BEGIN
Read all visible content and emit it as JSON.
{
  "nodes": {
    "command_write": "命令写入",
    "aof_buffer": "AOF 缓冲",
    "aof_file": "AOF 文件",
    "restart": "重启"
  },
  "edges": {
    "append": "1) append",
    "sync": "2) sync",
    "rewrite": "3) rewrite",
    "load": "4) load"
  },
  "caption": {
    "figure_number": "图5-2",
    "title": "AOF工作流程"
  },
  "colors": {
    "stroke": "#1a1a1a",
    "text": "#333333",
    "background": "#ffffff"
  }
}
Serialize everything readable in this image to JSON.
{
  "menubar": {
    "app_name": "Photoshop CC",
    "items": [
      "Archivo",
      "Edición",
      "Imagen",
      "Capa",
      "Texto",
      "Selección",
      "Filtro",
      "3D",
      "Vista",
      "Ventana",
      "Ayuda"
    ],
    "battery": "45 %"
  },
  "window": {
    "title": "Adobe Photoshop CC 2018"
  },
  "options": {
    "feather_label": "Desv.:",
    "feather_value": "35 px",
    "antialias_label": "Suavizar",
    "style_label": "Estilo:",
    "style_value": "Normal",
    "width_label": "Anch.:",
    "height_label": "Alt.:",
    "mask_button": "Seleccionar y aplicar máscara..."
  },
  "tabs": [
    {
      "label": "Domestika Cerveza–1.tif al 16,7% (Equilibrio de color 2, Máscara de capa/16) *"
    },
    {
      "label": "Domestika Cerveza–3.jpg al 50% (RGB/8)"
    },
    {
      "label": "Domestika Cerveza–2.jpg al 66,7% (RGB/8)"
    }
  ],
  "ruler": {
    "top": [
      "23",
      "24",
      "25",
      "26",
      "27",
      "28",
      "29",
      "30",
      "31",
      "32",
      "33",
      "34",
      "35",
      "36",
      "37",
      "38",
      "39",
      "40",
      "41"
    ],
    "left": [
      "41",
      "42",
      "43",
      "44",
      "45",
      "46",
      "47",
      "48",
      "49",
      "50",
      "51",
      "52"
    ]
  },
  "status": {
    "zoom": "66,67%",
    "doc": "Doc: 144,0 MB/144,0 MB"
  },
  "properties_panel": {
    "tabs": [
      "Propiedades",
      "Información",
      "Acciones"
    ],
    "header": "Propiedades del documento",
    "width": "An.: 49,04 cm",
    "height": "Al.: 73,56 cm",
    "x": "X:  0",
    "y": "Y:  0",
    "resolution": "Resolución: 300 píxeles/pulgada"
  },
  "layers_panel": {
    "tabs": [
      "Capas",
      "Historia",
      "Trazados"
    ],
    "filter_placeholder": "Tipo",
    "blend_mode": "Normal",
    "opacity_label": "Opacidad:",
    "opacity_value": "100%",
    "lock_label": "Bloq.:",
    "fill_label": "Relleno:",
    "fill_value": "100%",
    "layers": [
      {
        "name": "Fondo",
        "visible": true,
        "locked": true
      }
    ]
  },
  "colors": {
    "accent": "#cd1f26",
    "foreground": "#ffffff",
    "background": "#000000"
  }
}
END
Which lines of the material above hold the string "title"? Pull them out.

Exercise solution:
    "title": "AOF工作流程"
    "title": "Adobe Photoshop CC 2018"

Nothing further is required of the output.